Page and application data records:
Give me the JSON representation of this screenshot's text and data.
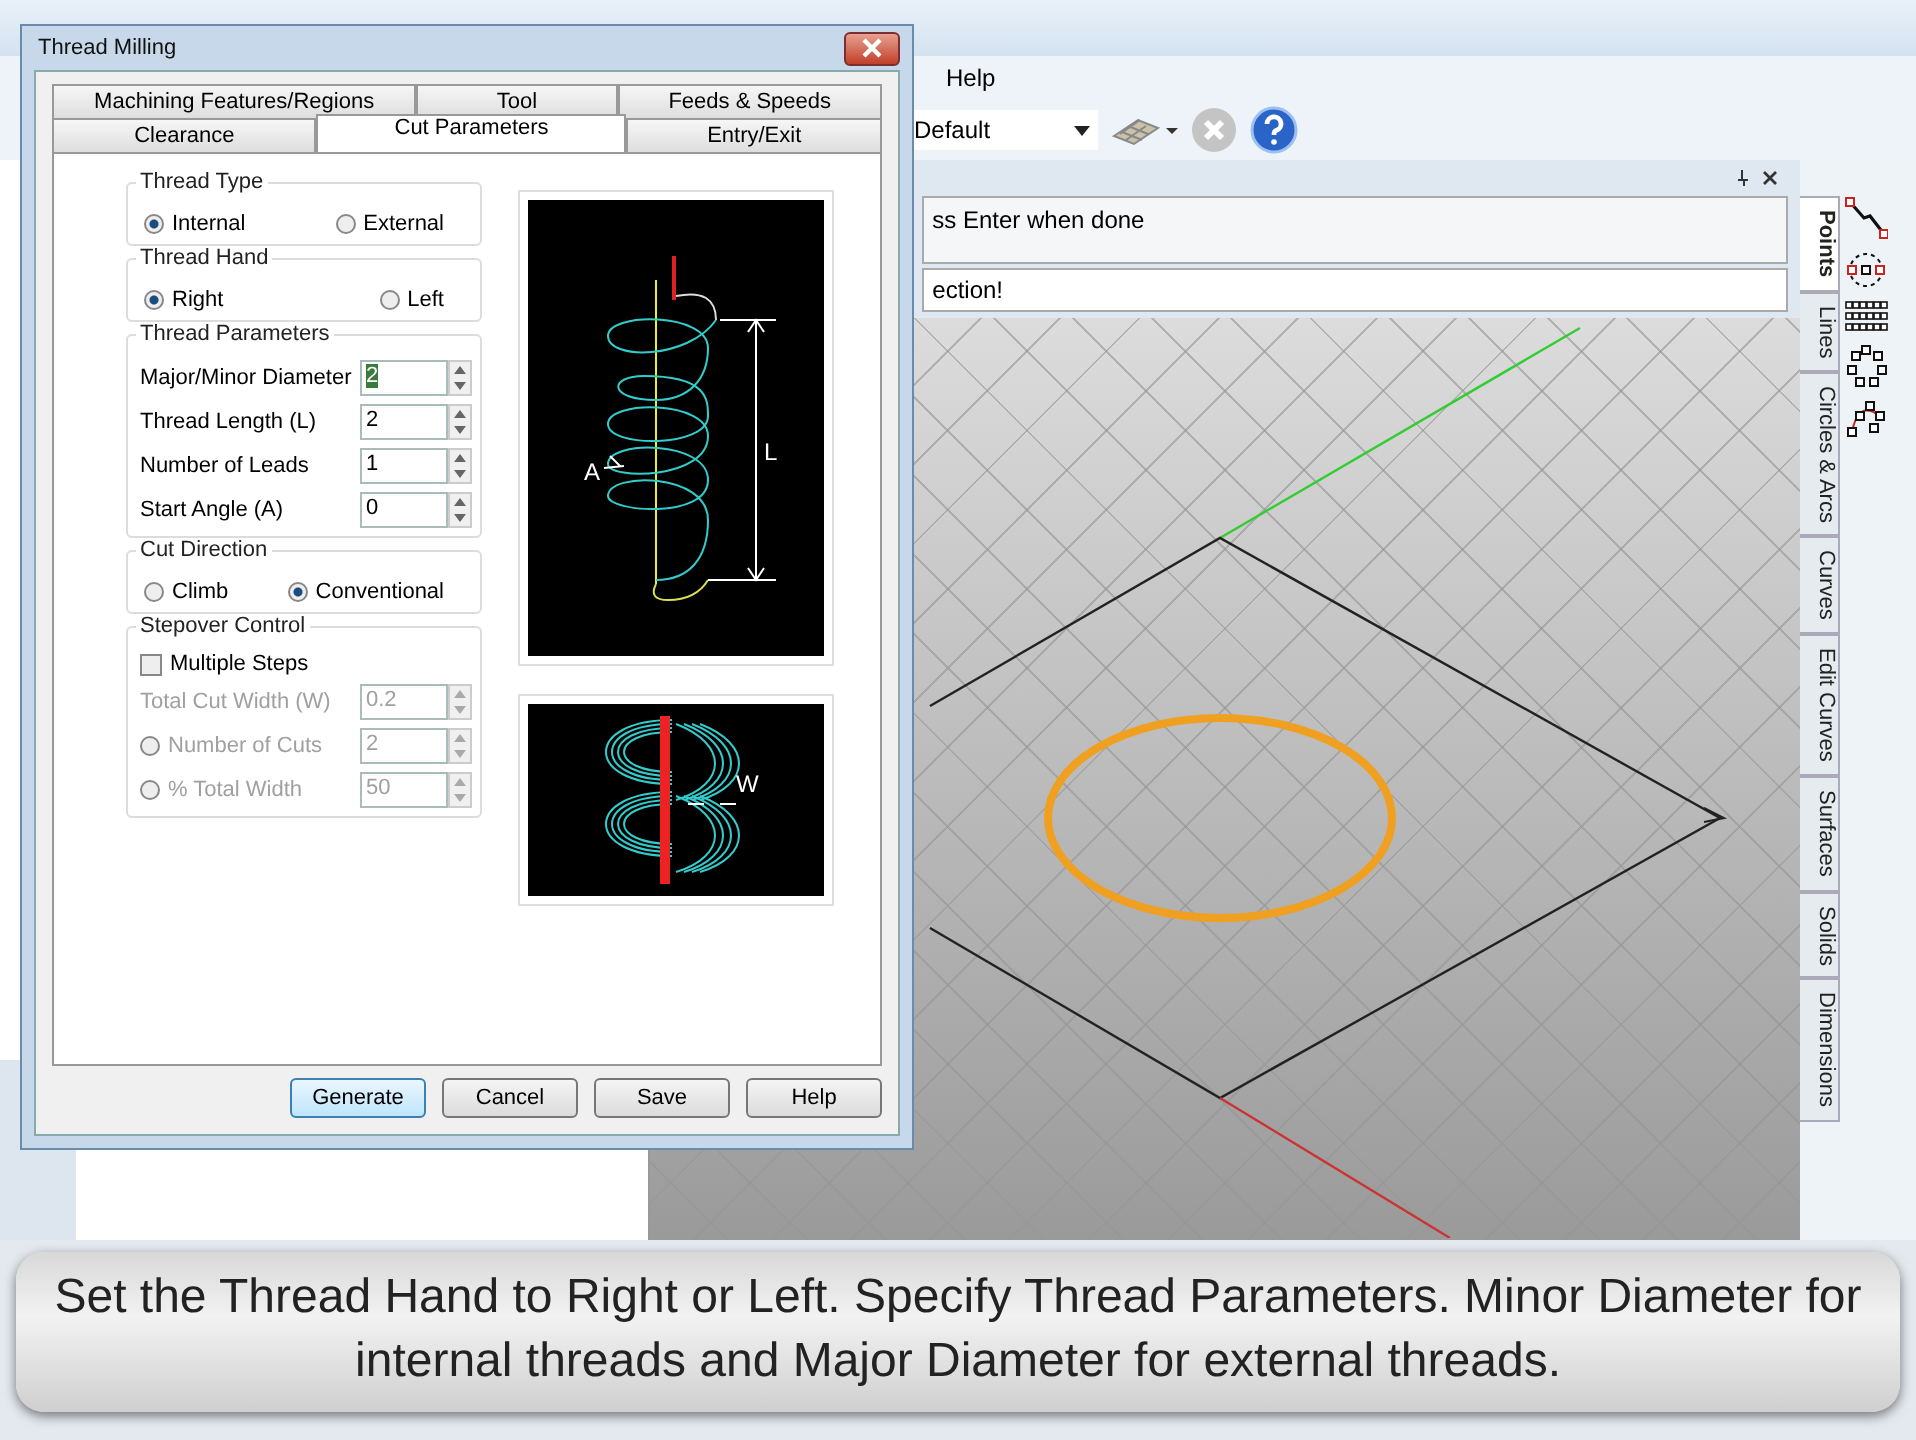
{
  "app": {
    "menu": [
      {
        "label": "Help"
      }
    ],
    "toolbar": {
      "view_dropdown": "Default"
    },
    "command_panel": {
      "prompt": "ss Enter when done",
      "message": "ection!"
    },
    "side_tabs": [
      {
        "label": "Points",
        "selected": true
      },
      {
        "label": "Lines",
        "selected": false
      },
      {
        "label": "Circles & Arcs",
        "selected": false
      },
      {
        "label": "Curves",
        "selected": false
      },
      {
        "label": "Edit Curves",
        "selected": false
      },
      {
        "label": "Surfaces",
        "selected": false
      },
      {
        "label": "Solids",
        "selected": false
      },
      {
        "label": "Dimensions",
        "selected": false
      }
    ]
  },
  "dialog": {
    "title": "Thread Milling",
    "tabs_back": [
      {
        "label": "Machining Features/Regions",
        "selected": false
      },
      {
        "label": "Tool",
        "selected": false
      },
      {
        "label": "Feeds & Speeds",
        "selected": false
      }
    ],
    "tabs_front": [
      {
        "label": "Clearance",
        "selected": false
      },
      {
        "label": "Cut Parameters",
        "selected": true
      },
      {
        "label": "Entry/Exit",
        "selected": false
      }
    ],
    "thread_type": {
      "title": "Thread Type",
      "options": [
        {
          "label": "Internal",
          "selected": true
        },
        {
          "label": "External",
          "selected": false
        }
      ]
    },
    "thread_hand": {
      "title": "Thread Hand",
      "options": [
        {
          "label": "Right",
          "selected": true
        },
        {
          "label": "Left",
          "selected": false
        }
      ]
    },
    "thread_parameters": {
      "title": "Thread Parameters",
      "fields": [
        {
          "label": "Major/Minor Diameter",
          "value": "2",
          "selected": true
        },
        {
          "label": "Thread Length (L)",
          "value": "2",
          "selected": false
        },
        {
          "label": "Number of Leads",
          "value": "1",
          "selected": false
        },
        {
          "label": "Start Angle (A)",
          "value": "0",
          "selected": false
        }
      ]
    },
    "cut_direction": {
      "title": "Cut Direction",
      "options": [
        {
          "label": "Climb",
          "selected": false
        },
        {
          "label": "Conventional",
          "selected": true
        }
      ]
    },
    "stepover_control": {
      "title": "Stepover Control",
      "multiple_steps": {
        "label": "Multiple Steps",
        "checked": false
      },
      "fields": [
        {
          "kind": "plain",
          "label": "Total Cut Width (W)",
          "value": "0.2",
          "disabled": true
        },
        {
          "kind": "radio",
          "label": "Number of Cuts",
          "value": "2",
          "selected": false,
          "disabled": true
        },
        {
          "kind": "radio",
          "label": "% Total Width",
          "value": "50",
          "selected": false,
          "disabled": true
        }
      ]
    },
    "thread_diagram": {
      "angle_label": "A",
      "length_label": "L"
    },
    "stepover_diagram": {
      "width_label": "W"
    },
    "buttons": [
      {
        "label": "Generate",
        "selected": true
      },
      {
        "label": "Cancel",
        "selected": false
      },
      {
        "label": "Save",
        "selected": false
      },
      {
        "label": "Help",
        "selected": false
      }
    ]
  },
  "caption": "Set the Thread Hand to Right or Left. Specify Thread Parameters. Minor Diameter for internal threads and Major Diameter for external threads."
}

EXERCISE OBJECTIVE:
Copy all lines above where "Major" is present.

EXERCISE ANSWER:
          "label": "Major/Minor Diameter",
  "caption": "Set the Thread Hand to Right or Left. Specify Thread Parameters. Minor Diameter for internal threads and Major Diameter for external threads."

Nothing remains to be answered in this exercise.